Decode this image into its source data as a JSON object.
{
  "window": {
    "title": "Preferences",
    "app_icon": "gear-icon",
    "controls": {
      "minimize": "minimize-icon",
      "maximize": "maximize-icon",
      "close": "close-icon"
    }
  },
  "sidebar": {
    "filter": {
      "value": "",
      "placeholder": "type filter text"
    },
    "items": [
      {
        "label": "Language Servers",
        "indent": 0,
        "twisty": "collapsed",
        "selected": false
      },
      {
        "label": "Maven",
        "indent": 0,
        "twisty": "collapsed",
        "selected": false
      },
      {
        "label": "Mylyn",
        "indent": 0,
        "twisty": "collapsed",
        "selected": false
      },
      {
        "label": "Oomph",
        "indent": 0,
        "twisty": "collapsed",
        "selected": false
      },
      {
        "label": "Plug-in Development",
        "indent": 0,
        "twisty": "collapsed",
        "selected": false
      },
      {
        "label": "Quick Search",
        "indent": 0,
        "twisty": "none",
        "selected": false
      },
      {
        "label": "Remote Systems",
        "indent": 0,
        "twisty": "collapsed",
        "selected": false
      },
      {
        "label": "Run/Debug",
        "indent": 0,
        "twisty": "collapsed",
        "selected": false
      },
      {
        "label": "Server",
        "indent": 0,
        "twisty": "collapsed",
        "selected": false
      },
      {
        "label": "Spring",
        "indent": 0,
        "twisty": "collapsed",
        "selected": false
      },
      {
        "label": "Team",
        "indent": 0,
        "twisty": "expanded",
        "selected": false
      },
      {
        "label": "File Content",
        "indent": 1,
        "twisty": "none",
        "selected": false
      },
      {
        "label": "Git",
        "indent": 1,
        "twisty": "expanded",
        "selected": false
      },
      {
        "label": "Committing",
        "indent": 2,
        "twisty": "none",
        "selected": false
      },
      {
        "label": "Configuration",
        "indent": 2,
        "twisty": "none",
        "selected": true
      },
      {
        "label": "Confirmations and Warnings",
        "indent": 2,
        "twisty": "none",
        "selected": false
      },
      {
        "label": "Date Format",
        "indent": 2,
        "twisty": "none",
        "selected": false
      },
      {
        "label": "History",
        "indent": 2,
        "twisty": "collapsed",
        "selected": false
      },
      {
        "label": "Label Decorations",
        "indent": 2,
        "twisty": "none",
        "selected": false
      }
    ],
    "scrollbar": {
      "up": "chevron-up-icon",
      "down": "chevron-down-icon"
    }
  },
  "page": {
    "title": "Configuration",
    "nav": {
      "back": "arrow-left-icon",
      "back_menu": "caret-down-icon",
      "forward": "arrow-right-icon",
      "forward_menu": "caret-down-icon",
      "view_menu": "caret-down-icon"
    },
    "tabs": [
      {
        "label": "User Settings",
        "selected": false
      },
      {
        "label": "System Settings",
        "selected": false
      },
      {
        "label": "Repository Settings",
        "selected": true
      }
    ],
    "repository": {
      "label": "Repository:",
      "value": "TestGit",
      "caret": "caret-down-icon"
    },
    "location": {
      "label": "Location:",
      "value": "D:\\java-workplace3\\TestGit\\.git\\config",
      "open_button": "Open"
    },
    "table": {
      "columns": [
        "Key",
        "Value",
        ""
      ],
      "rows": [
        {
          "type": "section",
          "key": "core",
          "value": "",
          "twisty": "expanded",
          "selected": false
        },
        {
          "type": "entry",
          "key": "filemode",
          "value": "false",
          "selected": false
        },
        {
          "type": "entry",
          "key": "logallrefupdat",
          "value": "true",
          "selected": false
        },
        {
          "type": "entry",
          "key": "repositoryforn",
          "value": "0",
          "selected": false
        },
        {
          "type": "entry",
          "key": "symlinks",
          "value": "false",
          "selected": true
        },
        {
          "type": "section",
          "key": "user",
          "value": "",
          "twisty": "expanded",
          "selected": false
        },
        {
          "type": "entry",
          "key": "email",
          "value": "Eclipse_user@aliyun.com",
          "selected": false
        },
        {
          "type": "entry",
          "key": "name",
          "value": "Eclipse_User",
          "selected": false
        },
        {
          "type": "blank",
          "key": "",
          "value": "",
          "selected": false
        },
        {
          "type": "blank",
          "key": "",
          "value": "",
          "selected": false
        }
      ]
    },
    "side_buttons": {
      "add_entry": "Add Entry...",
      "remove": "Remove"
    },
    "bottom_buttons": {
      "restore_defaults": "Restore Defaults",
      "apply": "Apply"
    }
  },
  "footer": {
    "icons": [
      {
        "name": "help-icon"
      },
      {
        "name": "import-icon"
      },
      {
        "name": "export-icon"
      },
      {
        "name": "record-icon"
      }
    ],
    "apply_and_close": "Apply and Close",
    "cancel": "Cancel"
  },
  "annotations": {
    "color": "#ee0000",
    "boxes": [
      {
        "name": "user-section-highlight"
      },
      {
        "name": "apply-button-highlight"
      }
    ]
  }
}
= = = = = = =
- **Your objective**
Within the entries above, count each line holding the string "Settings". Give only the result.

- **Exercise solution**
3